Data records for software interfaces
※ ※ ※

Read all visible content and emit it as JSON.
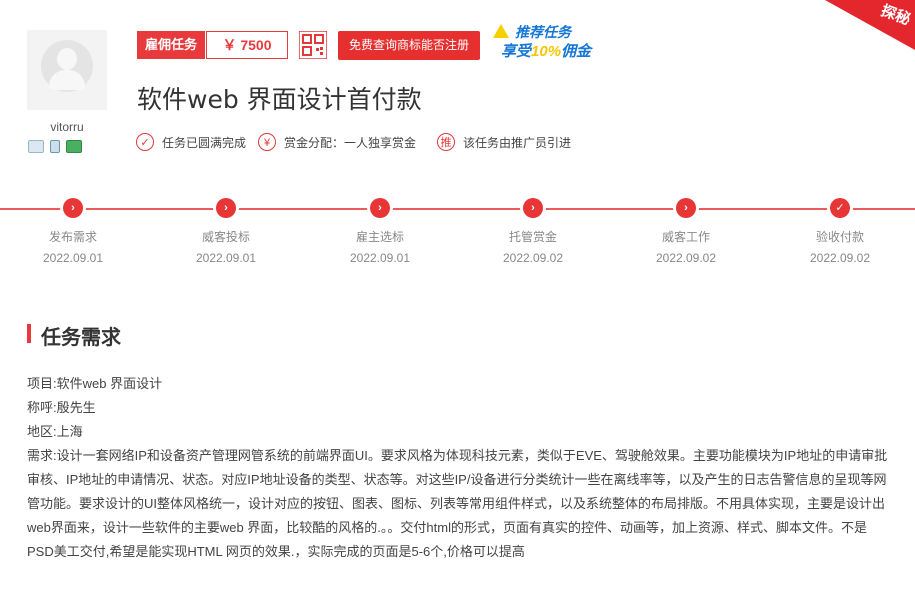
{
  "employer": {
    "username": "vitorru"
  },
  "task": {
    "type_tag": "雇佣任务",
    "price": "￥ 7500",
    "free_check_button": "免费查询商标能否注册",
    "promo_line1": "推荐任务",
    "promo_line2_pre": "享受",
    "promo_line2_hl": "10%",
    "promo_line2_post": "佣金",
    "title": "软件web 界面设计首付款",
    "status_items": [
      {
        "icon": "✓",
        "label": "任务已圆满完成"
      },
      {
        "icon": "¥",
        "label": "赏金分配：一人独享赏金"
      },
      {
        "icon": "推",
        "label": "该任务由推广员引进"
      }
    ]
  },
  "corner_ribbon": "探秘",
  "timeline": [
    {
      "label": "发布需求",
      "date": "2022.09.01",
      "icon": "›"
    },
    {
      "label": "威客投标",
      "date": "2022.09.01",
      "icon": "›"
    },
    {
      "label": "雇主选标",
      "date": "2022.09.01",
      "icon": "›"
    },
    {
      "label": "托管赏金",
      "date": "2022.09.02",
      "icon": "›"
    },
    {
      "label": "威客工作",
      "date": "2022.09.02",
      "icon": "›"
    },
    {
      "label": "验收付款",
      "date": "2022.09.02",
      "icon": "✓"
    }
  ],
  "requirements": {
    "heading": "任务需求",
    "project": "项目:软件web 界面设计",
    "contact": "称呼:殷先生",
    "region": "地区:上海",
    "description": "需求:设计一套网络IP和设备资产管理网管系统的前端界面UI。要求风格为体现科技元素，类似于EVE、驾驶舱效果。主要功能模块为IP地址的申请审批审核、IP地址的申请情况、状态。对应IP地址设备的类型、状态等。对这些IP/设备进行分类统计一些在离线率等，以及产生的日志告警信息的呈现等网管功能。要求设计的UI整体风格统一，设计对应的按钮、图表、图标、列表等常用组件样式，以及系统整体的布局排版。不用具体实现，主要是设计出web界面来，设计一些软件的主要web 界面，比较酷的风格的.。。交付html的形式，页面有真实的控件、动画等，加上资源、样式、脚本文件。不是PSD美工交付,希望是能实现HTML 网页的效果.，实际完成的页面是5-6个,价格可以提高"
  }
}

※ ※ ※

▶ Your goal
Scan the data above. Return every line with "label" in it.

▶ Answer to the exercise
        "label": "任务已圆满完成"
        "label": "赏金分配：一人独享赏金"
        "label": "该任务由推广员引进"
      "label": "发布需求",
      "label": "威客投标",
      "label": "雇主选标",
      "label": "托管赏金",
      "label": "威客工作",
      "label": "验收付款",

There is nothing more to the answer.